Employees Assn. v. Board of Trustees, 165 Conn. 757, 762, 345 A.2d 36 (1974), the Court, quoting Webster’s Third New International Dictionary, defined “policy” as “‘a definite course or method of action selected (as by a government, . . .) from among alternatives.’” Applying that definition to 1990 Conn. Pub. Acts No. 90-201, e 6, it is clear that the authority to establish “policies” concerning travel by faculty and professional employees of higher education constituent units has been assigned to the units’ governing boards. The term “policies” embraces the method of travel, the approval authority for travel and the specific arrangements for travel that must be made. All of those examples pertain to travel by employees. All are appropriate subjects of “policies” and are all addressed in the standard State Travel Regulations, the only state travel policies that can be located. It is also clear from the language of the introductory portion of the Public Act (“Notwithstanding any portion of the general statutes to the contrary . . .”) that the legislature’s intent was to supersede any statute that would vest policies for travel elsewhere. To construe the statute otherwise would lead to the conclusion that it is “superfluous and useless legislation.”

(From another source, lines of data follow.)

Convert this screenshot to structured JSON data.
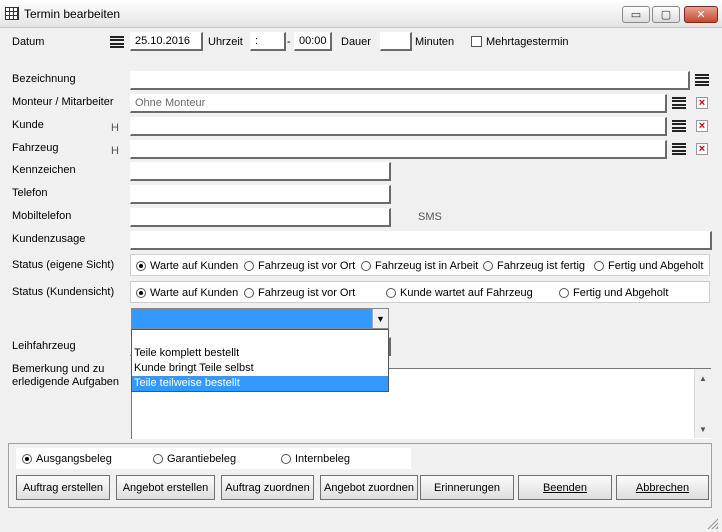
{
  "window": {
    "title": "Termin bearbeiten",
    "buttons": {
      "minimize": "▭",
      "maximize": "▢",
      "close": "✕"
    }
  },
  "top": {
    "datum_label": "Datum",
    "datum_value": "25.10.2016",
    "uhrzeit_label": "Uhrzeit",
    "uhrzeit_value": ":",
    "dash": "-",
    "end_time": "00:00",
    "dauer_label": "Dauer",
    "dauer_value": "",
    "minuten_label": "Minuten",
    "mehrtages_label": "Mehrtagestermin"
  },
  "form": {
    "bezeichnung_label": "Bezeichnung",
    "bezeichnung_value": "",
    "monteur_label": "Monteur / Mitarbeiter",
    "monteur_placeholder": "Ohne Monteur",
    "kunde_label": "Kunde",
    "kunde_hint": "H",
    "kunde_value": "",
    "fahrzeug_label": "Fahrzeug",
    "fahrzeug_hint": "H",
    "fahrzeug_value": "",
    "kennzeichen_label": "Kennzeichen",
    "telefon_label": "Telefon",
    "mobiltelefon_label": "Mobiltelefon",
    "sms_label": "SMS",
    "kundenzusage_label": "Kundenzusage"
  },
  "status_eigen": {
    "label": "Status (eigene Sicht)",
    "options": [
      "Warte auf Kunden",
      "Fahrzeug ist vor Ort",
      "Fahrzeug ist in Arbeit",
      "Fahrzeug ist fertig",
      "Fertig und Abgeholt"
    ],
    "selected": 0
  },
  "status_kunde": {
    "label": "Status (Kundensicht)",
    "options": [
      "Warte auf Kunden",
      "Fahrzeug ist vor Ort",
      "Kunde wartet auf Fahrzeug",
      "Fertig und Abgeholt"
    ],
    "selected": 0
  },
  "dropdown": {
    "selected_value": "",
    "options": [
      "",
      "Teile komplett bestellt",
      "Kunde bringt Teile selbst",
      "Teile teilweise bestellt"
    ],
    "highlighted": 3
  },
  "leihfahrzeug_label": "Leihfahrzeug",
  "bemerkung_label_line1": "Bemerkung und zu",
  "bemerkung_label_line2": "erledigende Aufgaben",
  "bemerkung_value": "",
  "beleg": {
    "options": [
      "Ausgangsbeleg",
      "Garantiebeleg",
      "Internbeleg"
    ],
    "selected": 0
  },
  "buttons": {
    "auftrag_erstellen": "Auftrag erstellen",
    "angebot_erstellen": "Angebot erstellen",
    "auftrag_zuordnen": "Auftrag zuordnen",
    "angebot_zuordnen": "Angebot zuordnen",
    "erinnerungen": "Erinnerungen",
    "beenden": "Beenden",
    "abbrechen": "Abbrechen"
  }
}
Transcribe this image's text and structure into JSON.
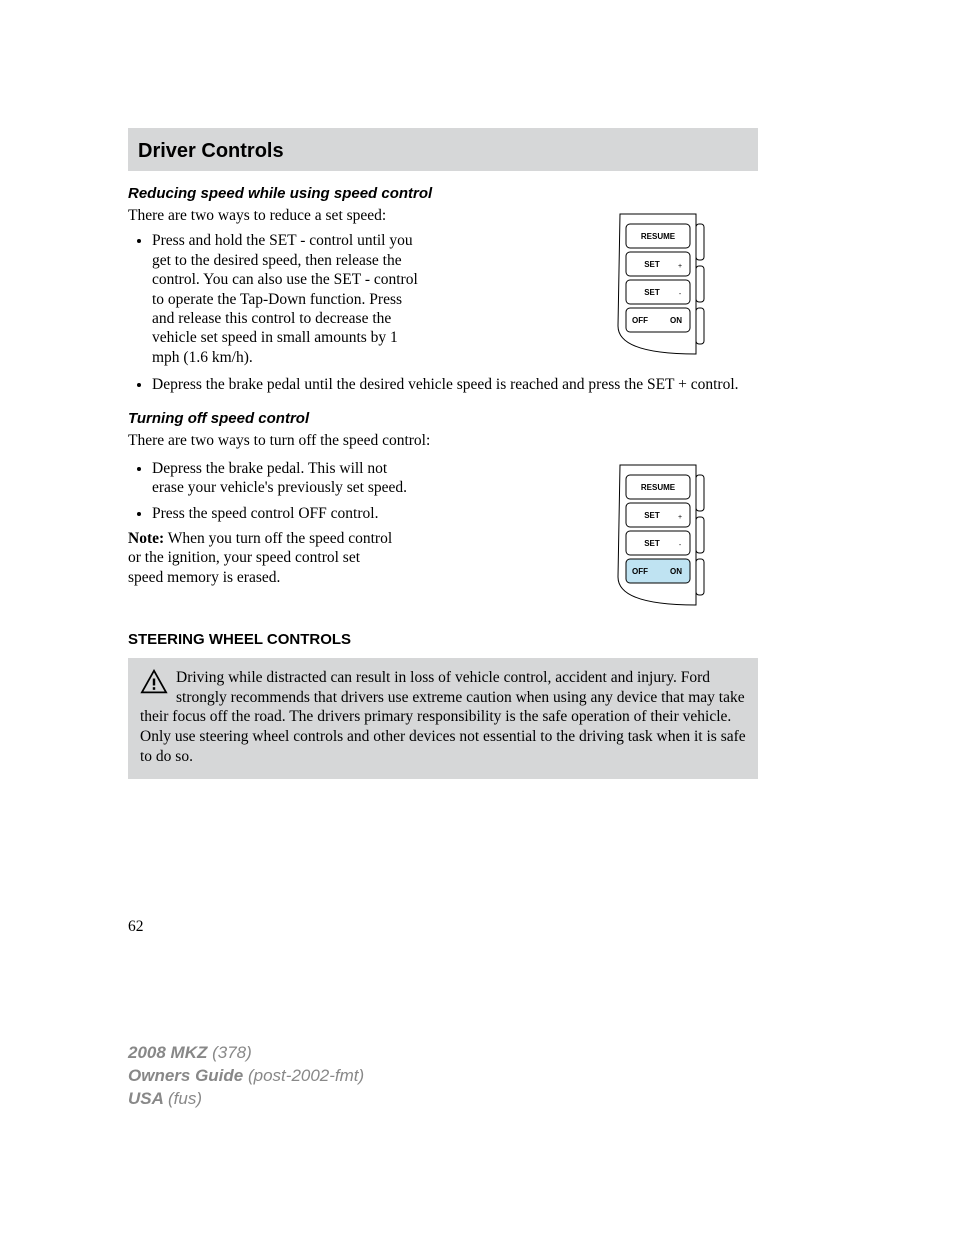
{
  "header": {
    "title": "Driver Controls"
  },
  "sec1": {
    "heading": "Reducing speed while using speed control",
    "intro": "There are two ways to reduce a set speed:",
    "b1": "Press and hold the SET - control until you get to the desired speed, then release the control. You can also use the SET - control to operate the Tap-Down function. Press and release this control to decrease the vehicle set speed in small amounts by 1 mph (1.6 km/h).",
    "b2": "Depress the brake pedal until the desired vehicle speed is reached and press the SET + control."
  },
  "sec2": {
    "heading": "Turning off speed control",
    "intro": "There are two ways to turn off the speed control:",
    "b1": "Depress the brake pedal. This will not erase your vehicle's previously set speed.",
    "b2": "Press the speed control OFF control.",
    "note_label": "Note:",
    "note_text": " When you turn off the speed control or the ignition, your speed control set speed memory is erased."
  },
  "sec3": {
    "heading": "STEERING WHEEL CONTROLS",
    "warning": "Driving while distracted can result in loss of vehicle control, accident and injury. Ford strongly recommends that drivers use extreme caution when using any device that may take their focus off the road. The drivers primary responsibility is the safe operation of their vehicle. Only use steering wheel controls and other devices not essential to the driving task when it is safe to do so."
  },
  "controls": {
    "btn1": "RESUME",
    "btn2": "SET",
    "btn2_sign": "+",
    "btn3": "SET",
    "btn3_sign": "-",
    "btn4_left": "OFF",
    "btn4_right": "ON",
    "highlight_row": 0
  },
  "controls2": {
    "btn1": "RESUME",
    "btn2": "SET",
    "btn2_sign": "+",
    "btn3": "SET",
    "btn3_sign": "-",
    "btn4_left": "OFF",
    "btn4_right": "ON",
    "highlight_row": 4
  },
  "page_number": "62",
  "footer": {
    "l1a": "2008 MKZ ",
    "l1b": "(378)",
    "l2a": "Owners Guide ",
    "l2b": "(post-2002-fmt)",
    "l3a": "USA ",
    "l3b": "(fus)"
  }
}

Nothing in the foregoing conclusion is inconsistent with the existing Travel Services Agreement. Part 2, Paragraph 3 incorporates the State travel policy and contemplates changes:
No such services shall be performed contrary to written State travel policy unless an exemption to such policy is authorized by the State in advance inwriting. The current State travel policy is attached as Exhibit A hereto and are [sic] incorporated herein by reference. Revisions, if any, to said State policy will be sent to the Contractor and become governing upon receipt.

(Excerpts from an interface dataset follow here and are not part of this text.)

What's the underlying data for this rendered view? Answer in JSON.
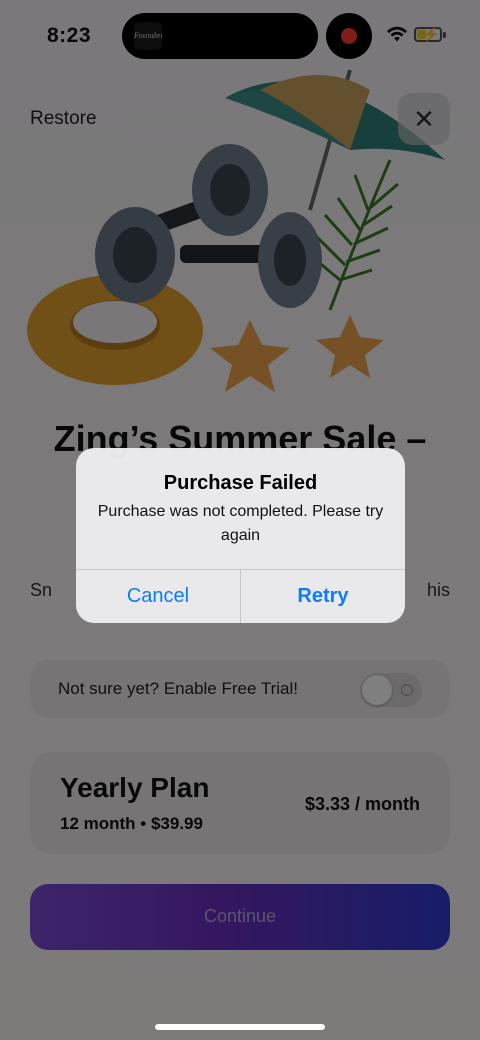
{
  "status_bar": {
    "time": "8:23",
    "island_app_label": "Founders"
  },
  "header": {
    "restore_label": "Restore",
    "close_glyph": "✕"
  },
  "hero": {
    "illustration": "summer-fitness-illustration"
  },
  "sale": {
    "title": "Zing’s Summer Sale –",
    "subtitle_start": "Sn",
    "subtitle_end": "his"
  },
  "trial": {
    "label": "Not sure yet? Enable Free Trial!",
    "enabled": false
  },
  "plan": {
    "name": "Yearly Plan",
    "detail": "12 month • $39.99",
    "price": "$3.33 / month"
  },
  "continue": {
    "label": "Continue"
  },
  "alert": {
    "title": "Purchase Failed",
    "message": "Purchase was not completed. Please try again",
    "cancel_label": "Cancel",
    "retry_label": "Retry"
  },
  "colors": {
    "alert_button": "#0a7cff",
    "continue_gradient_start": "#7b4bd6",
    "continue_gradient_end": "#2f3bd0",
    "recording": "#ff3b30"
  }
}
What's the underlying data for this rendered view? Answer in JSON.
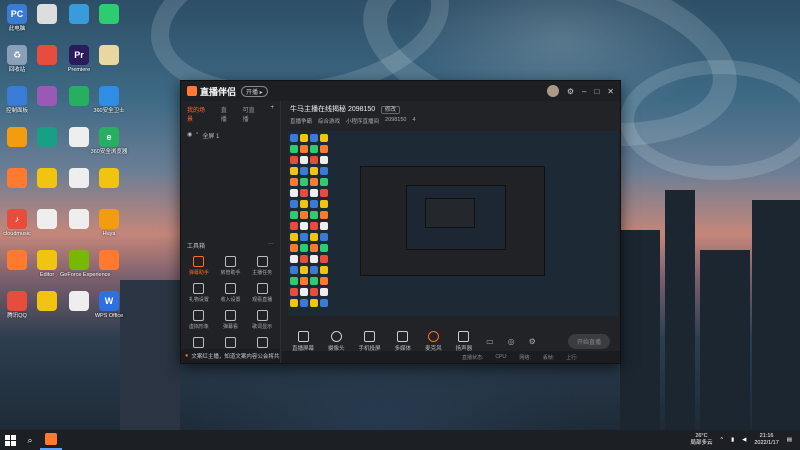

1990 Conn. Pub. Acts No. 90-201, e 6, specifically authorizes the boards of trustees of higher education constituent units to establish their own policies, and the University of connecticut’s Board of Trustees has done so. The proposed policy palces travel, including air travel, under the control of the University, with the exception of certain areas where state travel reguations are incorporated by reference. Hence, the term “state travel policy” now embraces both the DAS regulatjions and the University of Connecticut’s recently promulgated guidelines. It is noteworthy that the Travel Services Agreement contains a clause that specifically states that any revisions in the State travel policy “will be sent to the Contractor and become governing upon receipt.” The University’s guidelines are a “revision” of the State travel policy, which is expressly permitted by the Travel Services Agreement.

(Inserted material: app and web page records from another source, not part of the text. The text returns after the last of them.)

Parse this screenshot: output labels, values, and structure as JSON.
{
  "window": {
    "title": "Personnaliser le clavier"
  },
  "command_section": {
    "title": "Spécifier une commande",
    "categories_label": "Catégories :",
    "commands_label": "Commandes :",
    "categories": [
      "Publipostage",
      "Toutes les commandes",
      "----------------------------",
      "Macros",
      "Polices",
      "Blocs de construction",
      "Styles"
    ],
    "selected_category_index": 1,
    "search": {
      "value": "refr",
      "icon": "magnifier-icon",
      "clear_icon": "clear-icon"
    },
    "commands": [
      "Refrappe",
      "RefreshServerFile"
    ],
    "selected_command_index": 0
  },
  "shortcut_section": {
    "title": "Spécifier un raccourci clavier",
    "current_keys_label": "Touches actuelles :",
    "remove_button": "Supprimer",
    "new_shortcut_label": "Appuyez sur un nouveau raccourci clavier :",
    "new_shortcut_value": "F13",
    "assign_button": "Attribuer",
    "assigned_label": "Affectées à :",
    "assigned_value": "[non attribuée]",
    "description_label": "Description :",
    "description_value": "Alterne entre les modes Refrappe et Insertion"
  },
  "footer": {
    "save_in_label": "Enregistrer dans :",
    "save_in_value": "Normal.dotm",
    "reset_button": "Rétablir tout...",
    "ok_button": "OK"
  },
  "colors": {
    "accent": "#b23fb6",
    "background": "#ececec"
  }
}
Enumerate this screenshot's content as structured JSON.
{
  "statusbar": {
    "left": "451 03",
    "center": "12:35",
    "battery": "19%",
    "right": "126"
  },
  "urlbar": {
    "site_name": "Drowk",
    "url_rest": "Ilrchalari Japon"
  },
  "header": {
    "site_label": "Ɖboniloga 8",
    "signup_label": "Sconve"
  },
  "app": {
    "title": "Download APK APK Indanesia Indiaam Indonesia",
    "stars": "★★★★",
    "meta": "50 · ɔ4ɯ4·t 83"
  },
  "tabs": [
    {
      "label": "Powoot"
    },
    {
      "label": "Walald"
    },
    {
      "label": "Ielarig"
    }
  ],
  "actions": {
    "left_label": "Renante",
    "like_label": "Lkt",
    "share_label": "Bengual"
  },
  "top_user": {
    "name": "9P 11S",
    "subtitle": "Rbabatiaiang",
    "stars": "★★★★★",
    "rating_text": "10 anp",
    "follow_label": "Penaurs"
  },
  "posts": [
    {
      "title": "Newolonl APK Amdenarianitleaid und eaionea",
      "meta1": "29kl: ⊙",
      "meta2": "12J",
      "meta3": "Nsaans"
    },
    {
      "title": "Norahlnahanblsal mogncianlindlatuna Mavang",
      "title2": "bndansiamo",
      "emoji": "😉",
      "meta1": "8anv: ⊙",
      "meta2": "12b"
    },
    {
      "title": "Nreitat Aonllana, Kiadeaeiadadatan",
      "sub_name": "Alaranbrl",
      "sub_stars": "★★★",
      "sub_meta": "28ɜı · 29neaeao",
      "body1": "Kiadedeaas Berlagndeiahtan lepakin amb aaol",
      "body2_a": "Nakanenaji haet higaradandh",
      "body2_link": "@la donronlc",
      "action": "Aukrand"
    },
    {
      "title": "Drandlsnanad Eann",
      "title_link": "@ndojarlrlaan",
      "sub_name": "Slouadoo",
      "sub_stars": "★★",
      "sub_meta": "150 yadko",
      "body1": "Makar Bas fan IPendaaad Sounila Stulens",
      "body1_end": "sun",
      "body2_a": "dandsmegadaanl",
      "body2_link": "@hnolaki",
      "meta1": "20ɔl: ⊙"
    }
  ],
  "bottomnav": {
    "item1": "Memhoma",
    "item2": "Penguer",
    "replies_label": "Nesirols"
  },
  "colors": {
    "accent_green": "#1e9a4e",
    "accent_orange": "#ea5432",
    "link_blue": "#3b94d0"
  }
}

Finally, it is clear from the wording of 1990 Conn. Pub. Acts No. 90-201, e 6(6) that travel by faculty and professional employees of higher education constituent units, including the University of Connecticut, that is paid from the General Fund must by in accordance with rates establshed by the Commissioner of the Department of Administrative Services. This is the case even if other aspects of an employee’s travel are governed by policies approved by a board of trustees.
We trust that this is responsive to your questions.
Very truly yours,
CLARINE NARDI RIDDLE
William B. Gundling
Associate Attorney General
1 Conn. Gen. Stat. e 10-119 was recodified by 1982 Conn. Publ. Acts No. 82-218 as Conn. Gen. Stat. e 10a-104(a)(1). It provides, in pertinent part:
the board of trustees of the University of Connecticut shall make rules for the government of the university and shll determine the general policies of the university, including those concerning the admission of student and the establishment of schools, colleges, divisions and departments, and shll direct the expenditure of the university’s funds within the amounts available.